Action item: Return every line below in which "this" appears.

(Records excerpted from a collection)

——

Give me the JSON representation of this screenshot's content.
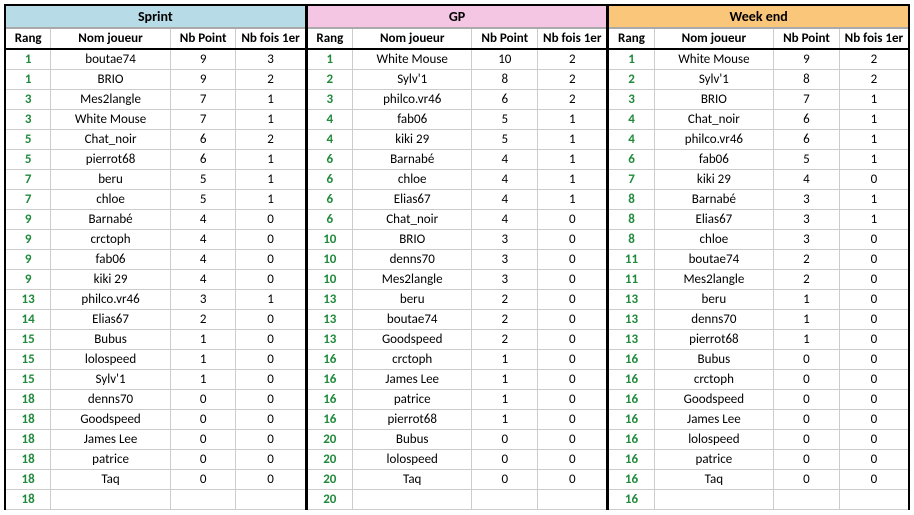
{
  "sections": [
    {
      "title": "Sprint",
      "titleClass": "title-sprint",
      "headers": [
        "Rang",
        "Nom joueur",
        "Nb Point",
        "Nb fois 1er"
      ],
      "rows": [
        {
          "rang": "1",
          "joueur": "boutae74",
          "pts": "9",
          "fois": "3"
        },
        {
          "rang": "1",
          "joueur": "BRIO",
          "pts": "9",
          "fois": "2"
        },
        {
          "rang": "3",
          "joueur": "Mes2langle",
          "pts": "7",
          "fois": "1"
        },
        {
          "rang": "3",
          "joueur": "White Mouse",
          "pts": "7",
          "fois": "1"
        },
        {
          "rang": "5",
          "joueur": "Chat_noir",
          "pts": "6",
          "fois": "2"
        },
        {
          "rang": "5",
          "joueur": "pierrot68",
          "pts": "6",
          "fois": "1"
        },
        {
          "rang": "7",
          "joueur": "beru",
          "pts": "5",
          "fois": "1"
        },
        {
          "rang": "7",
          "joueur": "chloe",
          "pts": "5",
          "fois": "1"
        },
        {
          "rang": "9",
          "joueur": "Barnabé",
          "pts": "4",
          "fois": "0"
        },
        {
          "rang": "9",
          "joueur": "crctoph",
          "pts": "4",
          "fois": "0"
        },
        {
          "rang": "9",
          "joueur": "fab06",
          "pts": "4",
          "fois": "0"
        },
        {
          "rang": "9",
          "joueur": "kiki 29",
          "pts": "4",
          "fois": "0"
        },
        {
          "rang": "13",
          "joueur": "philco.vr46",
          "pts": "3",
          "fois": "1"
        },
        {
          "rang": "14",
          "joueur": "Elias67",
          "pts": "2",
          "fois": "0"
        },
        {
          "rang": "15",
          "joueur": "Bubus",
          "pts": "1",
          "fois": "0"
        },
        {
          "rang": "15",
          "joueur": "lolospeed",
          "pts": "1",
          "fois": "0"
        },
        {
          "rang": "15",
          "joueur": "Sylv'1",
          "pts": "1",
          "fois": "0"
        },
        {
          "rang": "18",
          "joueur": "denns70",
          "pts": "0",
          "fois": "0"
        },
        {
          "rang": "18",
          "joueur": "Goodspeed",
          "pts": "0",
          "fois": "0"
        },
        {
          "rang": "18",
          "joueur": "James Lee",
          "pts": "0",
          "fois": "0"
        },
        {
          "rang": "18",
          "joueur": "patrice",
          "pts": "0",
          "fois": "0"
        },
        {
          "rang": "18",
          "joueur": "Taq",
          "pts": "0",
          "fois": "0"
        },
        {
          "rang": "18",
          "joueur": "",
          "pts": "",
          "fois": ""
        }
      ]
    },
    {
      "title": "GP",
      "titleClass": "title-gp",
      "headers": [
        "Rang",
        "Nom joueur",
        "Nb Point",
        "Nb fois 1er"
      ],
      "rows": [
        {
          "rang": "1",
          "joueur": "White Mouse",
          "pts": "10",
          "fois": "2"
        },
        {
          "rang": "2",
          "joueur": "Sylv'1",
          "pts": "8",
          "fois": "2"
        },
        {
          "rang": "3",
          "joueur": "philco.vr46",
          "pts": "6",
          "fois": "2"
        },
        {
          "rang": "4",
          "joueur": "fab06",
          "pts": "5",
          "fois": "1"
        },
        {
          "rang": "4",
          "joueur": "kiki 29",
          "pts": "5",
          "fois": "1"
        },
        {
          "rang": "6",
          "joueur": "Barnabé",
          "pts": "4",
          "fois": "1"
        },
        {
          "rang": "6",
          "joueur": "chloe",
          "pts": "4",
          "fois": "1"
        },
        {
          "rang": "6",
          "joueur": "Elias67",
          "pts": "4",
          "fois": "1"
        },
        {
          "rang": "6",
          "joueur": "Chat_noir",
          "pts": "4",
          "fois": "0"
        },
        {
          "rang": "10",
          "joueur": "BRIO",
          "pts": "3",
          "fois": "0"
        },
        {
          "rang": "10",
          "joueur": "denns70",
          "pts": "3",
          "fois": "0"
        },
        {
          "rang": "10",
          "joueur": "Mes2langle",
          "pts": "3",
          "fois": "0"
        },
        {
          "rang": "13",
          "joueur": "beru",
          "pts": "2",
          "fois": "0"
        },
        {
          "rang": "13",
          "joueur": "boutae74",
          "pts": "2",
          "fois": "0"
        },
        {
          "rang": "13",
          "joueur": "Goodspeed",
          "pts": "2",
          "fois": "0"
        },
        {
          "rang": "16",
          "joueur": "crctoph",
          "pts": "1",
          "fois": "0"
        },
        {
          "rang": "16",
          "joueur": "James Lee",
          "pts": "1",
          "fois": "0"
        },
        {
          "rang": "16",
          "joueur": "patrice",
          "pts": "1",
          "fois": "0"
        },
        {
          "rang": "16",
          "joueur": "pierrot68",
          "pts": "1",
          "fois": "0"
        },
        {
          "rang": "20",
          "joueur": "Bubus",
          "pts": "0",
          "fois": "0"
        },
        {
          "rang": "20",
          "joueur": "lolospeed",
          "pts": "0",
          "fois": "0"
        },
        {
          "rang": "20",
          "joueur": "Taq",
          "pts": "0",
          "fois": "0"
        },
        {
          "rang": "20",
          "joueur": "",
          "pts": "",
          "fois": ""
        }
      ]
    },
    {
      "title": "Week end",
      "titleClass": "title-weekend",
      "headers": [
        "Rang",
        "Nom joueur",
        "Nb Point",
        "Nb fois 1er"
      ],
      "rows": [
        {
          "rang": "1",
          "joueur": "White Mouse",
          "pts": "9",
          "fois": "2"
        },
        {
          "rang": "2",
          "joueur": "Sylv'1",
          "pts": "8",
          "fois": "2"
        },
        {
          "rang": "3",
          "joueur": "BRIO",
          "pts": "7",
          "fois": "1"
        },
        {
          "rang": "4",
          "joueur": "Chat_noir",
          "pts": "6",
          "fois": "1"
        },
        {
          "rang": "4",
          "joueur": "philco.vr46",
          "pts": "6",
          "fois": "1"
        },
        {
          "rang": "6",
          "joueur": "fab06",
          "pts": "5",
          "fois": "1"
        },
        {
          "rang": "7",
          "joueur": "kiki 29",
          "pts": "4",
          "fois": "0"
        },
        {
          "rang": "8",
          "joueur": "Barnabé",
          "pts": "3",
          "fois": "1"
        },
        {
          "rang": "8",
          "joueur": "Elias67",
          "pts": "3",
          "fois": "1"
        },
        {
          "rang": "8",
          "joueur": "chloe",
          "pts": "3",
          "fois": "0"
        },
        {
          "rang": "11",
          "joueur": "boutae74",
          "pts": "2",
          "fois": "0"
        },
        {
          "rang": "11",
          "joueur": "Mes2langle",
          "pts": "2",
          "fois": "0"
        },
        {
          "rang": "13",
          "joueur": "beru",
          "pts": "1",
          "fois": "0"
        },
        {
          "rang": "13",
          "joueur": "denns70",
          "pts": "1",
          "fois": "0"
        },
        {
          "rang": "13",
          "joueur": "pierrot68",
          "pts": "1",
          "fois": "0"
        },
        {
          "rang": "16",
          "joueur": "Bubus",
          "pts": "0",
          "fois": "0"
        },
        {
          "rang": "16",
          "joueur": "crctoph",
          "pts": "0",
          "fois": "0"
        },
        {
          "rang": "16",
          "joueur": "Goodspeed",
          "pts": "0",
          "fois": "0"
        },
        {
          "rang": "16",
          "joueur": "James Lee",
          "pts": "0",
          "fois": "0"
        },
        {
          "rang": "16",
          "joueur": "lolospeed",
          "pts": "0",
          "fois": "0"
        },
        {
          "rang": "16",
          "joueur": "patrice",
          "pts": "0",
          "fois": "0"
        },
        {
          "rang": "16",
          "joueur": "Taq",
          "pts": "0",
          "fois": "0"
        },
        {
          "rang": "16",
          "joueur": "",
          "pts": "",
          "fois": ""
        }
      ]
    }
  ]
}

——

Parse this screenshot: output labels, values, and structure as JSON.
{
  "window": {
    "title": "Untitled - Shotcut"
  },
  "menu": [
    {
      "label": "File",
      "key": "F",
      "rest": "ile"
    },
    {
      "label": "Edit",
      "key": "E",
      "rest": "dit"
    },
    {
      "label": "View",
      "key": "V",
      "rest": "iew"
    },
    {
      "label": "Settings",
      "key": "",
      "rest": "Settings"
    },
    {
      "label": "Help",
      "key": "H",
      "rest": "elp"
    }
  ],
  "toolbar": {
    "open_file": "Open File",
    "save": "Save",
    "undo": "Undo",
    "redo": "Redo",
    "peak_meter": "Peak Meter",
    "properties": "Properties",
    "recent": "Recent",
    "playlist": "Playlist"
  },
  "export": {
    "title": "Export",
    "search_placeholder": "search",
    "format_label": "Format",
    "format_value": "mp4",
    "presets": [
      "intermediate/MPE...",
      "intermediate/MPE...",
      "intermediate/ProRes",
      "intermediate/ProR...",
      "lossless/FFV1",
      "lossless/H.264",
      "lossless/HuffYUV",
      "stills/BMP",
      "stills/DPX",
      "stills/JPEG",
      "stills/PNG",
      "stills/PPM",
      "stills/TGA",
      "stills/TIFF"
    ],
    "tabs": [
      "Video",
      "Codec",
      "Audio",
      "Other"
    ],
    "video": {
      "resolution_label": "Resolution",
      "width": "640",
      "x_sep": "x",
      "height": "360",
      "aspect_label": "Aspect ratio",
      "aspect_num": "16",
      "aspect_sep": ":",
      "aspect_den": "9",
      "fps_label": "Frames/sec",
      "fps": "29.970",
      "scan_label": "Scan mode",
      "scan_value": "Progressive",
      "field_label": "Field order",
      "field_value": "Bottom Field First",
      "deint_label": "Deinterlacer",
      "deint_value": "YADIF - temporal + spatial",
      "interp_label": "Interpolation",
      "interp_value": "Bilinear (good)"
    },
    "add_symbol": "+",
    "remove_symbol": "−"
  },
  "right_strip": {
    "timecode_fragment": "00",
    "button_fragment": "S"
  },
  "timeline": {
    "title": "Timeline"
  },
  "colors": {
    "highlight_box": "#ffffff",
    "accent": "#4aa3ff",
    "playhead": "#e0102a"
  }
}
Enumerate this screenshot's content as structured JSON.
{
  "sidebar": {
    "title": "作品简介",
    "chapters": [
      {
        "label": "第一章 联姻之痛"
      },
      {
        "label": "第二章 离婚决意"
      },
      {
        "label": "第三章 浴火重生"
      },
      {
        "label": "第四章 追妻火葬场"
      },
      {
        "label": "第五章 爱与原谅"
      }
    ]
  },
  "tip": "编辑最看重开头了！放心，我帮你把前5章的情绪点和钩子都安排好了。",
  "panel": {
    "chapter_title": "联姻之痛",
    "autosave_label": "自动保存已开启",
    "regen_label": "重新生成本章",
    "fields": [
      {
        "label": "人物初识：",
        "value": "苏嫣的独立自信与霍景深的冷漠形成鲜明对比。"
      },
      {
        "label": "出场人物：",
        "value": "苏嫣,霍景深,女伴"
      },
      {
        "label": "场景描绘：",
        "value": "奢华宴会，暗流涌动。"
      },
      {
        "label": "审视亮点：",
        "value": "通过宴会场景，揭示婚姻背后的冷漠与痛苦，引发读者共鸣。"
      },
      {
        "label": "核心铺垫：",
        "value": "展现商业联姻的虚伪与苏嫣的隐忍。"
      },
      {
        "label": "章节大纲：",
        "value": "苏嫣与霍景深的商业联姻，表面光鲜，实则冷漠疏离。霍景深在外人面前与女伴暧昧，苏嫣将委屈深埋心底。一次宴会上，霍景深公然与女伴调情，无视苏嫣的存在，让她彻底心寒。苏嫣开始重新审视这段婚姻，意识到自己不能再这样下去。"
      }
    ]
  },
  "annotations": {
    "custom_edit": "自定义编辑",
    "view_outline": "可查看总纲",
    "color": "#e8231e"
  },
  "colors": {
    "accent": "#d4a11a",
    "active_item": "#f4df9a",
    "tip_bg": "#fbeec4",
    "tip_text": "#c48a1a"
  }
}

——

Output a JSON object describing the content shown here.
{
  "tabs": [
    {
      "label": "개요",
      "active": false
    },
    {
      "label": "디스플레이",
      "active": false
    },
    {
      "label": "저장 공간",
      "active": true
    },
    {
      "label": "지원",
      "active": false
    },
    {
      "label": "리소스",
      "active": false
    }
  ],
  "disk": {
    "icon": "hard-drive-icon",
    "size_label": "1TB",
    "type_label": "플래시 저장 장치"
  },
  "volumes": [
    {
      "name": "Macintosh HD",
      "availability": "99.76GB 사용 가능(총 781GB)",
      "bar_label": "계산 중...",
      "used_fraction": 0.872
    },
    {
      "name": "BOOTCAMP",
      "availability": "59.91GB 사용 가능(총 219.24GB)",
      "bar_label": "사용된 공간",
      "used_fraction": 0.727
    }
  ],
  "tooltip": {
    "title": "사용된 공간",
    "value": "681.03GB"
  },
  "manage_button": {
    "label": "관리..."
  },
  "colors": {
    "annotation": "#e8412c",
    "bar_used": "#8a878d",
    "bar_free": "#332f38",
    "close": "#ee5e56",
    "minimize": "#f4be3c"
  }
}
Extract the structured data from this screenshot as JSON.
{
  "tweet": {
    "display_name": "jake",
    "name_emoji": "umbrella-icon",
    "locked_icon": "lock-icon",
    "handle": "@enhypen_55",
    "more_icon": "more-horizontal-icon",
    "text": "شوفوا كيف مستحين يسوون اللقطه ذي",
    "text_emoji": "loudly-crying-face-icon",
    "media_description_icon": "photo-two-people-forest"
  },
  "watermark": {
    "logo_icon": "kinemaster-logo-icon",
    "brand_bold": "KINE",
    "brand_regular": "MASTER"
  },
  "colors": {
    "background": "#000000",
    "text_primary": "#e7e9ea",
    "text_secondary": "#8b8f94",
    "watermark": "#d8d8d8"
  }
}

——

Task solution:
Give me the JSON representation of this screenshot's content.
Parse this screenshot: output labels, values, and structure as JSON.
Enumerate this screenshot's content as structured JSON.
Extract the structured data from this screenshot as JSON.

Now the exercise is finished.